> [Record set]
--- START ---

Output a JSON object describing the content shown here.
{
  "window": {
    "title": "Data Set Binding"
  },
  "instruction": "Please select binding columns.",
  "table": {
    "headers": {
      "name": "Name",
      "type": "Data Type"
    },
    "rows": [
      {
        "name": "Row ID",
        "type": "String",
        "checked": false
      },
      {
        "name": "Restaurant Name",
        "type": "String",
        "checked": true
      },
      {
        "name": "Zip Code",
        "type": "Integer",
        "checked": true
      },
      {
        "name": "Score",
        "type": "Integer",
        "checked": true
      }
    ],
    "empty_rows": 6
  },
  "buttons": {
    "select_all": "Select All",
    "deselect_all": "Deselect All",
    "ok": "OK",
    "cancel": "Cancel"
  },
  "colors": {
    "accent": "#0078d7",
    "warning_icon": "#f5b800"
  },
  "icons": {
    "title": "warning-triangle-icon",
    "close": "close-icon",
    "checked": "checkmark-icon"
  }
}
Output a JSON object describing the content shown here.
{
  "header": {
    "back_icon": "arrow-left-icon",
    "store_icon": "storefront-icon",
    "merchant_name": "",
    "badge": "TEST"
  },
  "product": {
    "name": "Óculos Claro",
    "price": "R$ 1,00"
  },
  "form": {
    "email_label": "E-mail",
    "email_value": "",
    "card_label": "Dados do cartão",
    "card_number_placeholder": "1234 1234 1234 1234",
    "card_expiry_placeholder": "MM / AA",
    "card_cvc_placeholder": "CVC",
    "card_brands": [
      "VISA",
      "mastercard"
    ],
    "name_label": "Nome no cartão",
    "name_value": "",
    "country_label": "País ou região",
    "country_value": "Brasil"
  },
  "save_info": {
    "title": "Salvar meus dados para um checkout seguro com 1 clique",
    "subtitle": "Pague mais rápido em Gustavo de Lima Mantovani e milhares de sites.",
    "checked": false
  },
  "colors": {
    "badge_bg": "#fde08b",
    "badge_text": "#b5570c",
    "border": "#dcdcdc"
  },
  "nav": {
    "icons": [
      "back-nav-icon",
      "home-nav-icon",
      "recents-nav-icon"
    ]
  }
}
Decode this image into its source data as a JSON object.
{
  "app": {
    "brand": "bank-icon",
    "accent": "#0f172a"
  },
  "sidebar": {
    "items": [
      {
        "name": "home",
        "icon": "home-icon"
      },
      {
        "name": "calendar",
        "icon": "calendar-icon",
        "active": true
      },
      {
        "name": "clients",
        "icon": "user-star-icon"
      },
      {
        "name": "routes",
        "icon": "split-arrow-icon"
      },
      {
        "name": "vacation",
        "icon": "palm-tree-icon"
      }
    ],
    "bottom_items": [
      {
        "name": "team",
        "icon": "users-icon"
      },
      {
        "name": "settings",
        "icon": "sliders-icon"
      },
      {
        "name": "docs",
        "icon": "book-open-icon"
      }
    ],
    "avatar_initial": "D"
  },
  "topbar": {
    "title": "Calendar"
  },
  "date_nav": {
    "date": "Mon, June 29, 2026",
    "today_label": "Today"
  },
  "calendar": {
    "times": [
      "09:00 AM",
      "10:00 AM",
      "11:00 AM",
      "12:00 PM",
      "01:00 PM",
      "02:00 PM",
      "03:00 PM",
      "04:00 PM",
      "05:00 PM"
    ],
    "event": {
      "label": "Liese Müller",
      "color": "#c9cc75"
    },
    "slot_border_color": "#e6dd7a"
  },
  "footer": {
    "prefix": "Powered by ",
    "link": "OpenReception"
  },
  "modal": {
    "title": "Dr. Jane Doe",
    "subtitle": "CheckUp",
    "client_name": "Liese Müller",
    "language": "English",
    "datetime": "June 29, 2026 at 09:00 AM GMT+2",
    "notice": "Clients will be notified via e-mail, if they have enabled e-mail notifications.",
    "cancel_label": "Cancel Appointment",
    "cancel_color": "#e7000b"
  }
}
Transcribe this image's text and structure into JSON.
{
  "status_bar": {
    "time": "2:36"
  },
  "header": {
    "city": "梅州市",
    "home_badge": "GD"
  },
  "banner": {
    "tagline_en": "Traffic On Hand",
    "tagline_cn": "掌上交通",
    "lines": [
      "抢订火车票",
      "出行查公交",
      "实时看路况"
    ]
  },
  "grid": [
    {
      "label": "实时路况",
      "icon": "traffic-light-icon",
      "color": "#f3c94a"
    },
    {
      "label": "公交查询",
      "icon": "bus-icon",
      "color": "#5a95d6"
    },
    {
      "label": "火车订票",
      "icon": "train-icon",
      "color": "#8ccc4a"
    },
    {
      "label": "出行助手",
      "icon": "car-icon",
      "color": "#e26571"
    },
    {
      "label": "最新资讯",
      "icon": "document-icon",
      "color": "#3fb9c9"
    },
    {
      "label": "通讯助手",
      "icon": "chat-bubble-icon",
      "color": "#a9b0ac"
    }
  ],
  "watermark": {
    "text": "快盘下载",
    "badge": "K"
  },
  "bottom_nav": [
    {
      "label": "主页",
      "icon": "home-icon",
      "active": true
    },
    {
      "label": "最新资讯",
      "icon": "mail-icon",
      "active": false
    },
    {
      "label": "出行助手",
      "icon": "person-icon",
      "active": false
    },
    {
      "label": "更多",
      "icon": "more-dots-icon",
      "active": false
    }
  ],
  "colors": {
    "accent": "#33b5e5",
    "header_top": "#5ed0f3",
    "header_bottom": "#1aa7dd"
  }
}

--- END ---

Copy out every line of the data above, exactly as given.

Output a JSON object describing the content shown here.
{
  "window": {
    "title": "Data Set Binding"
  },
  "instruction": "Please select binding columns.",
  "table": {
    "headers": {
      "name": "Name",
      "type": "Data Type"
    },
    "rows": [
      {
        "name": "Row ID",
        "type": "String",
        "checked": false
      },
      {
        "name": "Restaurant Name",
        "type": "String",
        "checked": true
      },
      {
        "name": "Zip Code",
        "type": "Integer",
        "checked": true
      },
      {
        "name": "Score",
        "type": "Integer",
        "checked": true
      }
    ],
    "empty_rows": 6
  },
  "buttons": {
    "select_all": "Select All",
    "deselect_all": "Deselect All",
    "ok": "OK",
    "cancel": "Cancel"
  },
  "colors": {
    "accent": "#0078d7",
    "warning_icon": "#f5b800"
  },
  "icons": {
    "title": "warning-triangle-icon",
    "close": "close-icon",
    "checked": "checkmark-icon"
  }
}
Output a JSON object describing the content shown here.
{
  "header": {
    "back_icon": "arrow-left-icon",
    "store_icon": "storefront-icon",
    "merchant_name": "",
    "badge": "TEST"
  },
  "product": {
    "name": "Óculos Claro",
    "price": "R$ 1,00"
  },
  "form": {
    "email_label": "E-mail",
    "email_value": "",
    "card_label": "Dados do cartão",
    "card_number_placeholder": "1234 1234 1234 1234",
    "card_expiry_placeholder": "MM / AA",
    "card_cvc_placeholder": "CVC",
    "card_brands": [
      "VISA",
      "mastercard"
    ],
    "name_label": "Nome no cartão",
    "name_value": "",
    "country_label": "País ou região",
    "country_value": "Brasil"
  },
  "save_info": {
    "title": "Salvar meus dados para um checkout seguro com 1 clique",
    "subtitle": "Pague mais rápido em Gustavo de Lima Mantovani e milhares de sites.",
    "checked": false
  },
  "colors": {
    "badge_bg": "#fde08b",
    "badge_text": "#b5570c",
    "border": "#dcdcdc"
  },
  "nav": {
    "icons": [
      "back-nav-icon",
      "home-nav-icon",
      "recents-nav-icon"
    ]
  }
}
Decode this image into its source data as a JSON object.
{
  "app": {
    "brand": "bank-icon",
    "accent": "#0f172a"
  },
  "sidebar": {
    "items": [
      {
        "name": "home",
        "icon": "home-icon"
      },
      {
        "name": "calendar",
        "icon": "calendar-icon",
        "active": true
      },
      {
        "name": "clients",
        "icon": "user-star-icon"
      },
      {
        "name": "routes",
        "icon": "split-arrow-icon"
      },
      {
        "name": "vacation",
        "icon": "palm-tree-icon"
      }
    ],
    "bottom_items": [
      {
        "name": "team",
        "icon": "users-icon"
      },
      {
        "name": "settings",
        "icon": "sliders-icon"
      },
      {
        "name": "docs",
        "icon": "book-open-icon"
      }
    ],
    "avatar_initial": "D"
  },
  "topbar": {
    "title": "Calendar"
  },
  "date_nav": {
    "date": "Mon, June 29, 2026",
    "today_label": "Today"
  },
  "calendar": {
    "times": [
      "09:00 AM",
      "10:00 AM",
      "11:00 AM",
      "12:00 PM",
      "01:00 PM",
      "02:00 PM",
      "03:00 PM",
      "04:00 PM",
      "05:00 PM"
    ],
    "event": {
      "label": "Liese Müller",
      "color": "#c9cc75"
    },
    "slot_border_color": "#e6dd7a"
  },
  "footer": {
    "prefix": "Powered by ",
    "link": "OpenReception"
  },
  "modal": {
    "title": "Dr. Jane Doe",
    "subtitle": "CheckUp",
    "client_name": "Liese Müller",
    "language": "English",
    "datetime": "June 29, 2026 at 09:00 AM GMT+2",
    "notice": "Clients will be notified via e-mail, if they have enabled e-mail notifications.",
    "cancel_label": "Cancel Appointment",
    "cancel_color": "#e7000b"
  }
}
Transcribe this image's text and structure into JSON.
{
  "status_bar": {
    "time": "2:36"
  },
  "header": {
    "city": "梅州市",
    "home_badge": "GD"
  },
  "banner": {
    "tagline_en": "Traffic On Hand",
    "tagline_cn": "掌上交通",
    "lines": [
      "抢订火车票",
      "出行查公交",
      "实时看路况"
    ]
  },
  "grid": [
    {
      "label": "实时路况",
      "icon": "traffic-light-icon",
      "color": "#f3c94a"
    },
    {
      "label": "公交查询",
      "icon": "bus-icon",
      "color": "#5a95d6"
    },
    {
      "label": "火车订票",
      "icon": "train-icon",
      "color": "#8ccc4a"
    },
    {
      "label": "出行助手",
      "icon": "car-icon",
      "color": "#e26571"
    },
    {
      "label": "最新资讯",
      "icon": "document-icon",
      "color": "#3fb9c9"
    },
    {
      "label": "通讯助手",
      "icon": "chat-bubble-icon",
      "color": "#a9b0ac"
    }
  ],
  "watermark": {
    "text": "快盘下载",
    "badge": "K"
  },
  "bottom_nav": [
    {
      "label": "主页",
      "icon": "home-icon",
      "active": true
    },
    {
      "label": "最新资讯",
      "icon": "mail-icon",
      "active": false
    },
    {
      "label": "出行助手",
      "icon": "person-icon",
      "active": false
    },
    {
      "label": "更多",
      "icon": "more-dots-icon",
      "active": false
    }
  ],
  "colors": {
    "accent": "#33b5e5",
    "header_top": "#5ed0f3",
    "header_bottom": "#1aa7dd"
  }
}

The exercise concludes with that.